The Embassy of India in Washington, D.C. has issued two press releases. The first confirms the switch and provides details for those with in-process applications. The second lists contacts for the new process, which can be found at the new Cox & King India visa website.
The Cox & King India visa offices are:
Washington DC– Suite 100, 1250, 23rd Street NW, Washington, DC 20037
New York– 2nd Floor, 235 West, 23rd Street, New York, NY 10011
Chicago- Suite 1003, 19 S, La Salle Street, Chicago, IL 60603
San Francisco– 1st Floor, 225 Bush Street, San Francisco, CA 94104
Houston– Suite 550, 1001 Texas Avenue, Binz Building, Houston, TX 77002
Atlanta– 1st Floor, Suite 180, 5883 Glenridge Drive, Atlanta, Georgia 32328
Cox & King exclusively handles visa applications, so working with other visa agencies just adds a middleman and fees.
There have been reports that India will begin Visa on Arrival for US citizen tourists sometime late in 2014, though it is not finalized and any launch date should be taken with skepticism.
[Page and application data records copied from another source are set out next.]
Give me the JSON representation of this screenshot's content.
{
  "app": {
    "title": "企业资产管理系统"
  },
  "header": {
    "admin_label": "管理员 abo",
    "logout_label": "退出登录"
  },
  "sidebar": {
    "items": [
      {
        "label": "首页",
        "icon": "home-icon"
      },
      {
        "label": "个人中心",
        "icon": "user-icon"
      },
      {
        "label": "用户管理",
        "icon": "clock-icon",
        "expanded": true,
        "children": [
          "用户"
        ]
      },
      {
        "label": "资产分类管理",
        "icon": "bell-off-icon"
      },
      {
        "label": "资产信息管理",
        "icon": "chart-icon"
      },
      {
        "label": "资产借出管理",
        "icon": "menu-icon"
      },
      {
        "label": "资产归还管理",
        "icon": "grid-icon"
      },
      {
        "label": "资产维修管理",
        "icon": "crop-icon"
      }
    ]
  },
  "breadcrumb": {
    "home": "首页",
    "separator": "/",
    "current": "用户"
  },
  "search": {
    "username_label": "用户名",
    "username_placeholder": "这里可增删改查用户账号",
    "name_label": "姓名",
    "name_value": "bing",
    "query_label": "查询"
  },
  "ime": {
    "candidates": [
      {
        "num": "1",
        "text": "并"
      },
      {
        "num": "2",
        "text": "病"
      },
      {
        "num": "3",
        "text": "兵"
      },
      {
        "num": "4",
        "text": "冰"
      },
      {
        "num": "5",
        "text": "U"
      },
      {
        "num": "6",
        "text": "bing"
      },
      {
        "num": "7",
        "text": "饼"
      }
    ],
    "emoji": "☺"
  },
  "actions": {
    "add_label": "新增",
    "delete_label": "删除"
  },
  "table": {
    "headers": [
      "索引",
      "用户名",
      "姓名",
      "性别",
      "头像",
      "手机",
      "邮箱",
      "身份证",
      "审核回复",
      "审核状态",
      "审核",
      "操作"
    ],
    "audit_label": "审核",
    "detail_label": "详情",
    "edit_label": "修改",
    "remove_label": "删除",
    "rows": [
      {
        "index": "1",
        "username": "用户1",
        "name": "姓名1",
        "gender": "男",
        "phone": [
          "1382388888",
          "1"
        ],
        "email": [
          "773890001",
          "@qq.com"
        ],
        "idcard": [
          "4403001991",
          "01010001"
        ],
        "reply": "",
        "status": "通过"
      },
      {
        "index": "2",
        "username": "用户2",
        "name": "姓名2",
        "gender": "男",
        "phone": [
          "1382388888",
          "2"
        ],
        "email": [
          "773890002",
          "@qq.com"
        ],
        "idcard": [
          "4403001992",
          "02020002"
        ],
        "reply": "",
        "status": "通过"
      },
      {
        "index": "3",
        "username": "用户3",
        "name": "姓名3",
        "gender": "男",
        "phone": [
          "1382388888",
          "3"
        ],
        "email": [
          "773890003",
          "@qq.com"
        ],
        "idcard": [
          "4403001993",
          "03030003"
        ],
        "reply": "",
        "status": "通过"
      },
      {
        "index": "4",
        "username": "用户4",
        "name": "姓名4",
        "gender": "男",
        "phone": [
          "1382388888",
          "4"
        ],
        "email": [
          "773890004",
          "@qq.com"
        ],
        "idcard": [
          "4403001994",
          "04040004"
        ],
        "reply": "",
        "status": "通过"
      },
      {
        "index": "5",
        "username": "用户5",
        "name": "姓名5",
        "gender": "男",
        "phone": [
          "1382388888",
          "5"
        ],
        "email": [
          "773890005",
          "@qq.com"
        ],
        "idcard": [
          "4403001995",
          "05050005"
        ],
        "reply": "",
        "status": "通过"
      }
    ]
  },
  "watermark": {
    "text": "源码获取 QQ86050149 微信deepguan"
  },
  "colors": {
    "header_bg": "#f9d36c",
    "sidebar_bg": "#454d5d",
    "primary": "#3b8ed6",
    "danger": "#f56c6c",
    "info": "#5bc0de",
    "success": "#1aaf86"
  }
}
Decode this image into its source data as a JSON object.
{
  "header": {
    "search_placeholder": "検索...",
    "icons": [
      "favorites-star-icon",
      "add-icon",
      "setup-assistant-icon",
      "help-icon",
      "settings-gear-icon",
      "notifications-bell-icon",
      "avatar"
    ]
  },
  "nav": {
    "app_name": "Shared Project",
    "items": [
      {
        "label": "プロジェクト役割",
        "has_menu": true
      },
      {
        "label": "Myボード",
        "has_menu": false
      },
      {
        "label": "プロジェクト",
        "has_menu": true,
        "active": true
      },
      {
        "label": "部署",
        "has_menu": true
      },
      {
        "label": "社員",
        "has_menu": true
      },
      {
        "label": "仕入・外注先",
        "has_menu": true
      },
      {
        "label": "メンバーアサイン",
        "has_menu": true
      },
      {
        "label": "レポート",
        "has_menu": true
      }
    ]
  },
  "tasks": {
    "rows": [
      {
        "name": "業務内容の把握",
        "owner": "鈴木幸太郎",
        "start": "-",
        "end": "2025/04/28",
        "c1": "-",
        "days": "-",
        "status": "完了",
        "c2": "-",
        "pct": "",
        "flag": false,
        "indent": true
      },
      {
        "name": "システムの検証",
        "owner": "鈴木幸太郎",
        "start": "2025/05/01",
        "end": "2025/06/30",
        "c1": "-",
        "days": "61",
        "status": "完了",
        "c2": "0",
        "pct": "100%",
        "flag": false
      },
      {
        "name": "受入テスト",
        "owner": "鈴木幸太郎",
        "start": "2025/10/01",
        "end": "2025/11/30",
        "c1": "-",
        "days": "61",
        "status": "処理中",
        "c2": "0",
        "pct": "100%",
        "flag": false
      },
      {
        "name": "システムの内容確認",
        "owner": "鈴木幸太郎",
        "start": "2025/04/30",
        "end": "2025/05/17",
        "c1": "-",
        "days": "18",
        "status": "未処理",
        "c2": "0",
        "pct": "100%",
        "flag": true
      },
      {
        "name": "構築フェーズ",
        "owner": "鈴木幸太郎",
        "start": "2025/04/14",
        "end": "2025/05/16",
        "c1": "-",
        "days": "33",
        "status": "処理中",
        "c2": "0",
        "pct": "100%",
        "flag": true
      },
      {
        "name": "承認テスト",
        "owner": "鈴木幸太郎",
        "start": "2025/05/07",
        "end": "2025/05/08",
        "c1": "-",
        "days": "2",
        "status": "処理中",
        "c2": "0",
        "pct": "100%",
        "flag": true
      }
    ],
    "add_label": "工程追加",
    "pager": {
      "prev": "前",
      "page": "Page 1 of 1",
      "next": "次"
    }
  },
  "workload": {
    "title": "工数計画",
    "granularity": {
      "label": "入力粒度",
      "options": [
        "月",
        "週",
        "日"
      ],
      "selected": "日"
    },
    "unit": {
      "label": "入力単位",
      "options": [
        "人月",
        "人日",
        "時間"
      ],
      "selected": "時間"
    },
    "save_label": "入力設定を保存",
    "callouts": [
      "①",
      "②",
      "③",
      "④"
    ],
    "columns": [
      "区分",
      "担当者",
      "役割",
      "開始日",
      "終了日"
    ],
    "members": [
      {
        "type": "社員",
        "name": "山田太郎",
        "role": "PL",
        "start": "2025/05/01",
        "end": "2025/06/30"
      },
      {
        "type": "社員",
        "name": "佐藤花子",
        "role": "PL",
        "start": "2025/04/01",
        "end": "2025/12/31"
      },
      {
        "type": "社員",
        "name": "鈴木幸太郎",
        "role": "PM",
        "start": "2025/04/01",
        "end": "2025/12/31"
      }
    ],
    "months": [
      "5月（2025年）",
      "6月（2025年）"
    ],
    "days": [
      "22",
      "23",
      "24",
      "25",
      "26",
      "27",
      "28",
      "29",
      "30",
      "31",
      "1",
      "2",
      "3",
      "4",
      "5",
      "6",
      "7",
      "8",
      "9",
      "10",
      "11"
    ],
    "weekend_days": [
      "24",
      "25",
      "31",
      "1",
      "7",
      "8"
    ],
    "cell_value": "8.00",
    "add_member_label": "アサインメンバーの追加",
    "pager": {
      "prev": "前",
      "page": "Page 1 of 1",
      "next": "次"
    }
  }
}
Until then, for frequent visitors, there is a bilateral agreement that provides for 10-year, multiple-entry tourist visas for US citizens, which is $150 plus fees compared to $60 plus fees for the standard 6-month, multiple-entry tourist visa.